| Record extracts |
╔══

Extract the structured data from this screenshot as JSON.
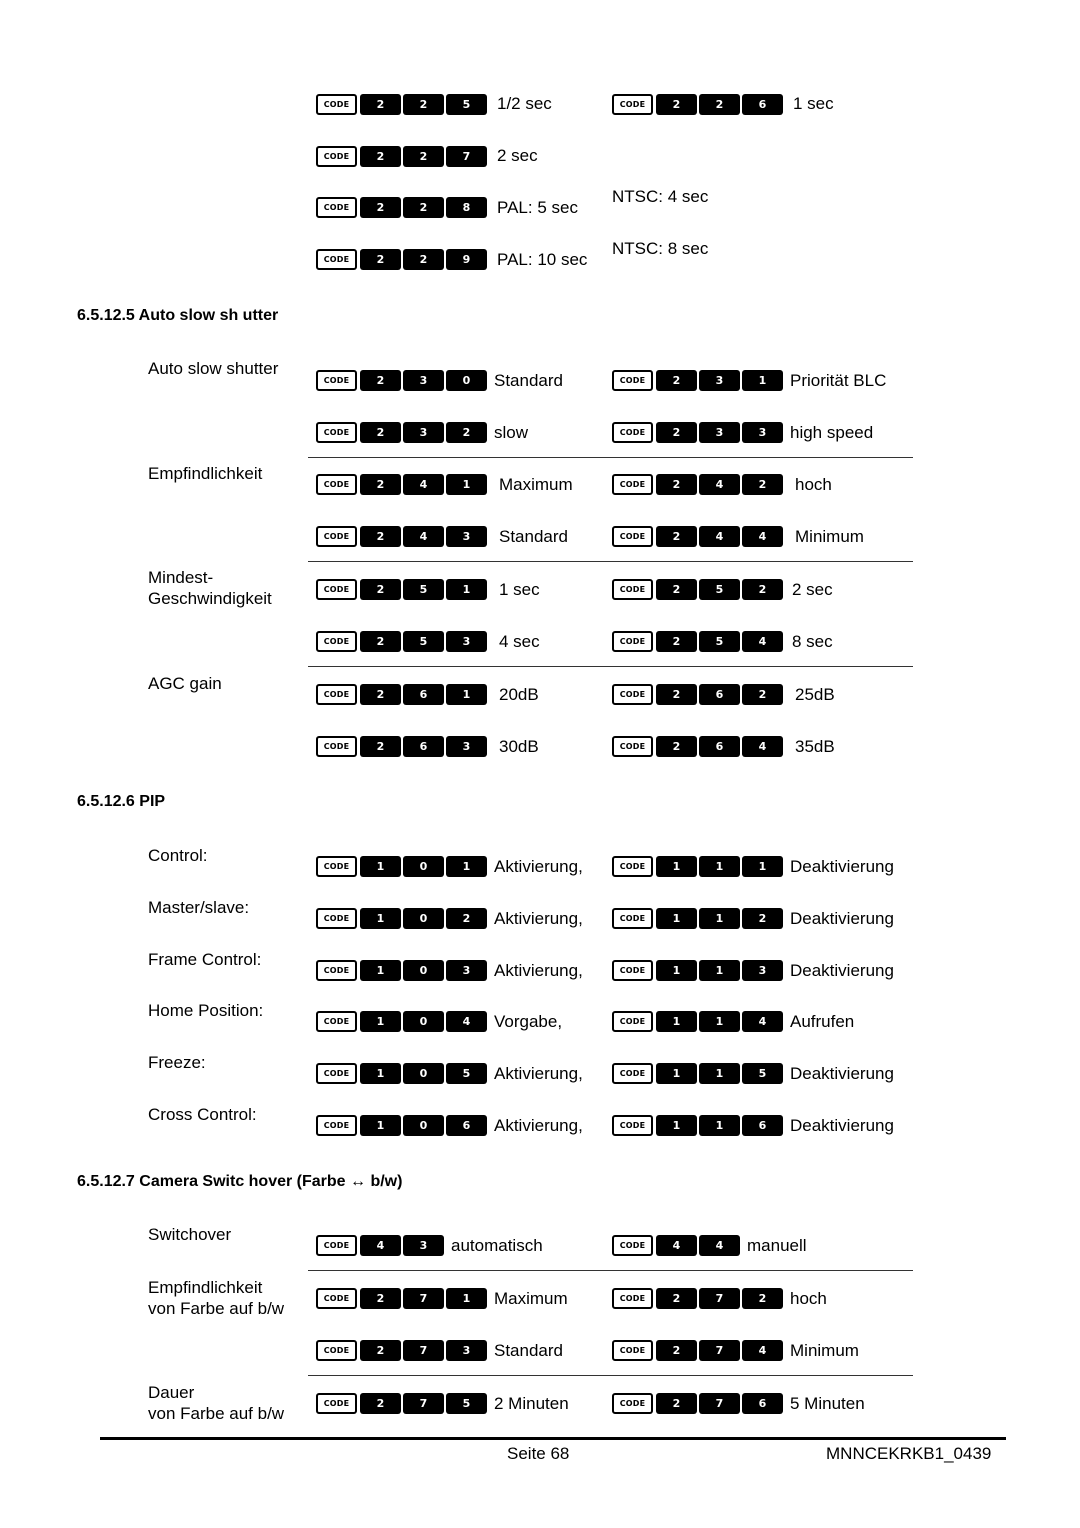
{
  "top_rows": [
    {
      "left": {
        "keys": [
          "2",
          "2",
          "5"
        ],
        "text": "1/2 sec"
      },
      "right": {
        "keys": [
          "2",
          "2",
          "6"
        ],
        "text": "1 sec"
      }
    },
    {
      "left": {
        "keys": [
          "2",
          "2",
          "7"
        ],
        "text": "2 sec"
      },
      "right": null
    },
    {
      "left": {
        "keys": [
          "2",
          "2",
          "8"
        ],
        "text": "PAL: 5 sec"
      },
      "right_text": "NTSC: 4 sec"
    },
    {
      "left": {
        "keys": [
          "2",
          "2",
          "9"
        ],
        "text": "PAL: 10 sec"
      },
      "right_text": "NTSC: 8 sec"
    }
  ],
  "code_key_label": "CODE",
  "sections": {
    "auto_slow_shutter": {
      "heading": "6.5.12.5 Auto slow sh utter",
      "groups": [
        {
          "label": "Auto slow shutter",
          "rows": [
            [
              {
                "keys": [
                  "2",
                  "3",
                  "0"
                ],
                "text": "Standard"
              },
              {
                "keys": [
                  "2",
                  "3",
                  "1"
                ],
                "text": "Priorität BLC"
              }
            ],
            [
              {
                "keys": [
                  "2",
                  "3",
                  "2"
                ],
                "text": "slow"
              },
              {
                "keys": [
                  "2",
                  "3",
                  "3"
                ],
                "text": "high speed"
              }
            ]
          ]
        },
        {
          "label": "Empfindlichkeit",
          "rows": [
            [
              {
                "keys": [
                  "2",
                  "4",
                  "1"
                ],
                "text": "Maximum"
              },
              {
                "keys": [
                  "2",
                  "4",
                  "2"
                ],
                "text": "hoch"
              }
            ],
            [
              {
                "keys": [
                  "2",
                  "4",
                  "3"
                ],
                "text": "Standard"
              },
              {
                "keys": [
                  "2",
                  "4",
                  "4"
                ],
                "text": "Minimum"
              }
            ]
          ]
        },
        {
          "label": "Mindest-\nGeschwindigkeit",
          "rows": [
            [
              {
                "keys": [
                  "2",
                  "5",
                  "1"
                ],
                "text": "1 sec"
              },
              {
                "keys": [
                  "2",
                  "5",
                  "2"
                ],
                "text": "2 sec"
              }
            ],
            [
              {
                "keys": [
                  "2",
                  "5",
                  "3"
                ],
                "text": "4 sec"
              },
              {
                "keys": [
                  "2",
                  "5",
                  "4"
                ],
                "text": "8 sec"
              }
            ]
          ]
        },
        {
          "label": "AGC gain",
          "rows": [
            [
              {
                "keys": [
                  "2",
                  "6",
                  "1"
                ],
                "text": "20dB"
              },
              {
                "keys": [
                  "2",
                  "6",
                  "2"
                ],
                "text": "25dB"
              }
            ],
            [
              {
                "keys": [
                  "2",
                  "6",
                  "3"
                ],
                "text": "30dB"
              },
              {
                "keys": [
                  "2",
                  "6",
                  "4"
                ],
                "text": "35dB"
              }
            ]
          ]
        }
      ]
    },
    "pip": {
      "heading": "6.5.12.6 PIP",
      "rows": [
        {
          "label": "Control:",
          "left": {
            "keys": [
              "1",
              "0",
              "1"
            ],
            "text": "Aktivierung,"
          },
          "right": {
            "keys": [
              "1",
              "1",
              "1"
            ],
            "text": "Deaktivierung"
          }
        },
        {
          "label": "Master/slave:",
          "left": {
            "keys": [
              "1",
              "0",
              "2"
            ],
            "text": "Aktivierung,"
          },
          "right": {
            "keys": [
              "1",
              "1",
              "2"
            ],
            "text": "Deaktivierung"
          }
        },
        {
          "label": "Frame Control:",
          "left": {
            "keys": [
              "1",
              "0",
              "3"
            ],
            "text": "Aktivierung,"
          },
          "right": {
            "keys": [
              "1",
              "1",
              "3"
            ],
            "text": "Deaktivierung"
          }
        },
        {
          "label": "Home Position:",
          "left": {
            "keys": [
              "1",
              "0",
              "4"
            ],
            "text": "Vorgabe,"
          },
          "right": {
            "keys": [
              "1",
              "1",
              "4"
            ],
            "text": "Aufrufen"
          }
        },
        {
          "label": "Freeze:",
          "left": {
            "keys": [
              "1",
              "0",
              "5"
            ],
            "text": "Aktivierung,"
          },
          "right": {
            "keys": [
              "1",
              "1",
              "5"
            ],
            "text": "Deaktivierung"
          }
        },
        {
          "label": "Cross Control:",
          "left": {
            "keys": [
              "1",
              "0",
              "6"
            ],
            "text": "Aktivierung,"
          },
          "right": {
            "keys": [
              "1",
              "1",
              "6"
            ],
            "text": "Deaktivierung"
          }
        }
      ]
    },
    "camera_switchover": {
      "heading": "6.5.12.7 Camera Switc hover (Farbe ↔ b/w)",
      "groups": [
        {
          "label": "Switchover",
          "rows": [
            [
              {
                "keys": [
                  "4",
                  "3"
                ],
                "text": "automatisch"
              },
              {
                "keys": [
                  "4",
                  "4"
                ],
                "text": "manuell"
              }
            ]
          ]
        },
        {
          "label": "Empfindlichkeit\nvon Farbe auf b/w",
          "rows": [
            [
              {
                "keys": [
                  "2",
                  "7",
                  "1"
                ],
                "text": "Maximum"
              },
              {
                "keys": [
                  "2",
                  "7",
                  "2"
                ],
                "text": "hoch"
              }
            ],
            [
              {
                "keys": [
                  "2",
                  "7",
                  "3"
                ],
                "text": "Standard"
              },
              {
                "keys": [
                  "2",
                  "7",
                  "4"
                ],
                "text": "Minimum"
              }
            ]
          ]
        },
        {
          "label": "Dauer\nvon Farbe auf b/w",
          "rows": [
            [
              {
                "keys": [
                  "2",
                  "7",
                  "5"
                ],
                "text": "2 Minuten"
              },
              {
                "keys": [
                  "2",
                  "7",
                  "6"
                ],
                "text": "5 Minuten"
              }
            ]
          ]
        }
      ]
    }
  },
  "footer": {
    "page": "Seite 68",
    "doc_id": "MNNCEKRKB1_0439"
  }
}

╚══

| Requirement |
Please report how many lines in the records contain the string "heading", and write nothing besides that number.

| Answer to this problem |
3